Really? Are you sure you haven’t gone a little too far with the hyperbole there?


Oh, OK then:
Dr Jarman, a disability support officer at Queen Mary, University of London, added he feared it may force blind people out of the area, saying: “Most of my walks are accompanied by the close attentions of NSDC's dog wardens, who evidently have nothing better to do than harass and threaten guide dog owners - a sad state of affairs.”

This is because his borough has chosen not to exempt guide dogs. Others have, and there’s nothing whatsoever to indicate that maybe they might not reconsider if enough people complain, but then, if you are a ‘disability campaigner’, it seems your job is to whip up fear and anxiety in the people you are campaigning for…
Other local authorities, including Manchester City Council and Tonbridge and Malling Borough Council, have explicitly made blind people with guide dogs and disabled people with trained assistance dogs exempt from the control orders.
So, rather than predict Armageddon for guide dogs everywhere, why not simply and calmly request that your borough takes note of others’ policies and looks again at its own?

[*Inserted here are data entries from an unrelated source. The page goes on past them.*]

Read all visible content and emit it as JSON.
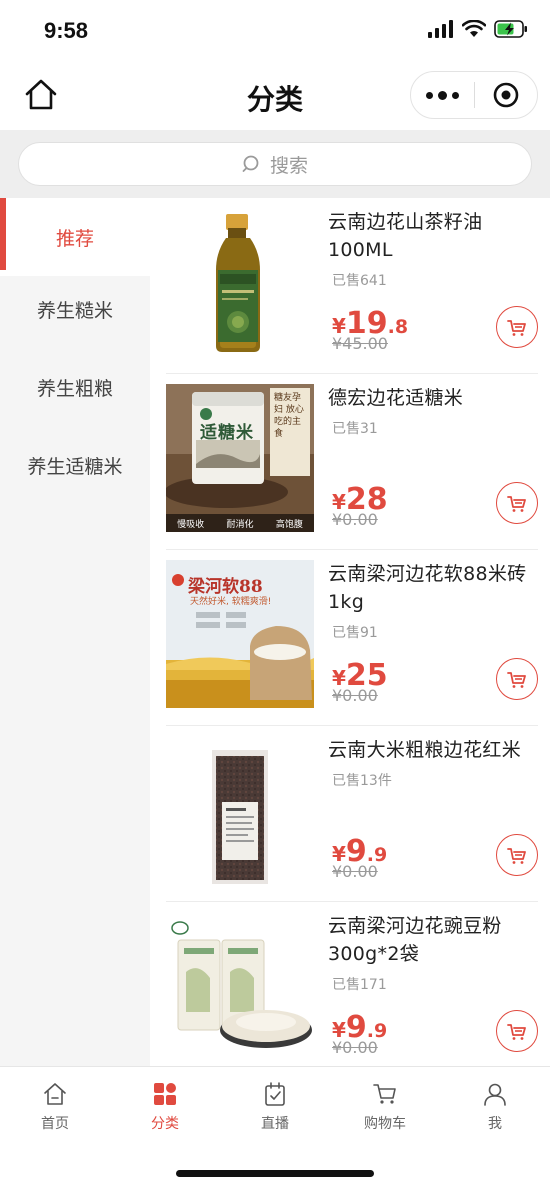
{
  "status_bar": {
    "time": "9:58"
  },
  "nav": {
    "title": "分类"
  },
  "search": {
    "placeholder": "搜索"
  },
  "sidebar": {
    "items": [
      {
        "label": "推荐",
        "active": true
      },
      {
        "label": "养生糙米",
        "active": false
      },
      {
        "label": "养生粗粮",
        "active": false
      },
      {
        "label": "养生适糖米",
        "active": false
      }
    ]
  },
  "products": [
    {
      "name": "云南边花山茶籽油100ML",
      "sold": "已售641",
      "currency": "¥",
      "price_int": "19",
      "price_dec": ".8",
      "original_price": "¥45.00"
    },
    {
      "name": "德宏边花适糖米",
      "sold": "已售31",
      "currency": "¥",
      "price_int": "28",
      "price_dec": "",
      "original_price": "¥0.00",
      "image_text": {
        "title": "适糖米",
        "side": "糖友孕妇 放心吃的主食",
        "bottom": [
          "慢吸收",
          "耐消化",
          "高饱腹"
        ]
      }
    },
    {
      "name": "云南梁河边花软88米砖1kg",
      "sold": "已售91",
      "currency": "¥",
      "price_int": "25",
      "price_dec": "",
      "original_price": "¥0.00",
      "image_text": {
        "title": "梁河软88",
        "sub": "天然好米, 软糯爽滑!"
      }
    },
    {
      "name": "云南大米粗粮边花红米",
      "sold": "已售13件",
      "currency": "¥",
      "price_int": "9",
      "price_dec": ".9",
      "original_price": "¥0.00"
    },
    {
      "name": "云南梁河边花豌豆粉300g*2袋",
      "sold": "已售171",
      "currency": "¥",
      "price_int": "9",
      "price_dec": ".9",
      "original_price": "¥0.00"
    }
  ],
  "tabbar": {
    "items": [
      {
        "label": "首页",
        "icon": "home-icon",
        "active": false
      },
      {
        "label": "分类",
        "icon": "category-icon",
        "active": true
      },
      {
        "label": "直播",
        "icon": "live-icon",
        "active": false
      },
      {
        "label": "购物车",
        "icon": "cart-icon",
        "active": false
      },
      {
        "label": "我",
        "icon": "user-icon",
        "active": false
      }
    ]
  },
  "colors": {
    "accent": "#e04a3f",
    "sidebar_bg": "#f5f5f5",
    "search_bg": "#eeeeee"
  }
}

Or are you just one of the professional Awkward Brigade?
A spokesman for Newark and Sherwood District Council said Dr Jarman chose to walk his dog in an area where they must be kept on leads as a result of a spate of attacks, and that there were alternative open, grassed areas nearby.
Jeremy Hutchinson, Environmental Health assistant manager, said officers would advise any blind member of the public of the law if it was clear they could not read warning signs.
“However, if they were to persist in doing so, despite knowing the order was in force, we would be likely to treat them as any other offender and issue a fixed-penalty notice,” he said.
Fancy that! Being treated just like anyone else!

Remember when that was what the disabled claimed to want..?


Weekend Yachtsman said...

I'm not really following why it's such a big problem for him to walk the dog with a lead on it.

I kind of thought that was the whole point with guide dogs anyway.

James Higham said...

why not simply and calmly request that your borough takes note of others’ policies and looks again at its own

Because boroughs are not amenable to reason.

JuliaM said...

"I'm not really following why it's such a big problem for him to walk the dog with a lead on it."

Because he's special. He shouldn't have to do what everyone else does...

"Because boroughs are not amenable to reason."

Some are, particularly when faced with a Victimhood Poker winning hand.

Paul said...

Just a thought re. Victimhood Poker.

Because I am still fairly fit, able bodied and, reasonably, in possession of my faculties, I don't have a very good hand in this game. Does that therefore make me some sort of victim?

John Pickworth said...

"Does that therefore make me some sort of victim?"

Bless you.

I think the words you're looking for are 'grateful' and 'taxpayer'.